_What is needed_
If a line in the listing below contains "Root", return that line.

_Data to process_
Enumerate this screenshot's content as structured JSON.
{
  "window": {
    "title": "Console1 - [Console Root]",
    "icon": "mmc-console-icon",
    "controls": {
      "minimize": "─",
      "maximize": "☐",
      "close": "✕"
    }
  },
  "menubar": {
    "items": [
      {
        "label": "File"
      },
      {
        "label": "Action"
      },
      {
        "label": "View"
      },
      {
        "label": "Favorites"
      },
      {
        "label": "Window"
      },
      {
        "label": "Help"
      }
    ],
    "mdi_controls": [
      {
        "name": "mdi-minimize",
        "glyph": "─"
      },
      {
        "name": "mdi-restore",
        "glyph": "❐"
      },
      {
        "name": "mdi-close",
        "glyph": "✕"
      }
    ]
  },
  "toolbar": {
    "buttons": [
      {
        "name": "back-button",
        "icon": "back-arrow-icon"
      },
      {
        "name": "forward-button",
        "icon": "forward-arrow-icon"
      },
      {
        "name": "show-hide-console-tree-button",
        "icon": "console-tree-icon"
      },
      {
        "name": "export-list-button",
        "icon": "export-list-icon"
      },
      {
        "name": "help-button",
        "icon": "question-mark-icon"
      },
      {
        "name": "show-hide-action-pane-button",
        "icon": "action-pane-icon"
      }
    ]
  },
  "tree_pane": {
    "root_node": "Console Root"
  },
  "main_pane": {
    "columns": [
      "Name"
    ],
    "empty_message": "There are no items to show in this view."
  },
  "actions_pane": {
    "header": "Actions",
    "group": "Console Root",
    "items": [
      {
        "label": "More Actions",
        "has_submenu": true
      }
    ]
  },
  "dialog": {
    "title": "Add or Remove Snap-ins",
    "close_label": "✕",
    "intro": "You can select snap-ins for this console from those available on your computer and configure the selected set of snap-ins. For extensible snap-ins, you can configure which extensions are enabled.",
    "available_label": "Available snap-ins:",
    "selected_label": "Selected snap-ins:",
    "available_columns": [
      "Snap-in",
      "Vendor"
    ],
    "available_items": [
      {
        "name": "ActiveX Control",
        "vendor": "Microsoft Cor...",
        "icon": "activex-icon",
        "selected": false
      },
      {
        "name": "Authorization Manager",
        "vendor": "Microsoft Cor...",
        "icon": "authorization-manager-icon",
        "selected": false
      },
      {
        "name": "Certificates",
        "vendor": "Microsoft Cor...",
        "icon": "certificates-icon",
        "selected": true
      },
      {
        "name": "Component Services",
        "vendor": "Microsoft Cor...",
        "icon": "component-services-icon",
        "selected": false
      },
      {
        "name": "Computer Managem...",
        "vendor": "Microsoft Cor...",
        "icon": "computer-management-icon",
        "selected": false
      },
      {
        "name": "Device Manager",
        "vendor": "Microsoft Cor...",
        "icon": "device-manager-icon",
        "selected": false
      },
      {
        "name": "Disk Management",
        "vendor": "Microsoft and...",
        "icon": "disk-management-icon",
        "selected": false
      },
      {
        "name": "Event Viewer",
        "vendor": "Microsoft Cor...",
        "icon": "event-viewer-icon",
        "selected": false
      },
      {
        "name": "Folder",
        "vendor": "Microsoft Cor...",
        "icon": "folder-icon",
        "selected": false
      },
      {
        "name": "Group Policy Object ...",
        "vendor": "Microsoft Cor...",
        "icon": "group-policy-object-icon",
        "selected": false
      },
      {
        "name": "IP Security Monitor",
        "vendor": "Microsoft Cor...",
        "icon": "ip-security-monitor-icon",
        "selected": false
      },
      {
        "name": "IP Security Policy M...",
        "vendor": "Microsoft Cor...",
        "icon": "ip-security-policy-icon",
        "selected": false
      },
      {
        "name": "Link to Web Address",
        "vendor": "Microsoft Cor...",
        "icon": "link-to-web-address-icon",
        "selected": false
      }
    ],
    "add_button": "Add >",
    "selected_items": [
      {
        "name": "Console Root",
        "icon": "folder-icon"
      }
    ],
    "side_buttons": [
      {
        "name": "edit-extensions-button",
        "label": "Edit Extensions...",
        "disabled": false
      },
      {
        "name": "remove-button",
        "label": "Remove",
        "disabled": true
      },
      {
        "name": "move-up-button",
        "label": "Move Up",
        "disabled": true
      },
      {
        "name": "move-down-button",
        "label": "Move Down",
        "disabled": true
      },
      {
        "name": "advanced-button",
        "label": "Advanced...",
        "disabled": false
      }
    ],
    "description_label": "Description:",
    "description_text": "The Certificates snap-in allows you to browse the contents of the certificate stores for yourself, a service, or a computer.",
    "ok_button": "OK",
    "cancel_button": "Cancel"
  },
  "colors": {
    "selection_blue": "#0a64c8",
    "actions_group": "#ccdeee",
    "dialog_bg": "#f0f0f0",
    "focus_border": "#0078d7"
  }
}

_Response to the exercise_
    "title": "Console1 - [Console Root]",
    "root_node": "Console Root"
    "group": "Console Root",
        "name": "Console Root",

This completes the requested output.